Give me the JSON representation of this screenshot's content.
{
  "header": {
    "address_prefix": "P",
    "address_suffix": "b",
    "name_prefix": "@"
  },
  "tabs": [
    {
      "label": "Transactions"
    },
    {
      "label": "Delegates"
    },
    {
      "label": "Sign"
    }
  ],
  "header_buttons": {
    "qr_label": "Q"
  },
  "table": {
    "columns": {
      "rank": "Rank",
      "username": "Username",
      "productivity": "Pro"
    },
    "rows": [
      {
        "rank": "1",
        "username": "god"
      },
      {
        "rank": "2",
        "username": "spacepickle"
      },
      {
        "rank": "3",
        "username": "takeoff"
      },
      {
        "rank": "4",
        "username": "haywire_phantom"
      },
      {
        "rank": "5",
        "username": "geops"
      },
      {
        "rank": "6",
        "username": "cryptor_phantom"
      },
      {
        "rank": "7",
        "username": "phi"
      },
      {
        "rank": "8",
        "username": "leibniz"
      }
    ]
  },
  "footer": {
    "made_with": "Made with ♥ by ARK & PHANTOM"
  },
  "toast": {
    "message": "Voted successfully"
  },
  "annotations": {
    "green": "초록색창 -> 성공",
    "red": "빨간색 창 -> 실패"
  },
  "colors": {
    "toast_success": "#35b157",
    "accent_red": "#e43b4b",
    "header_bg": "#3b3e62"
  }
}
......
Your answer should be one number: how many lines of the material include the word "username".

## RESULT FOR THIS EXERCISE
9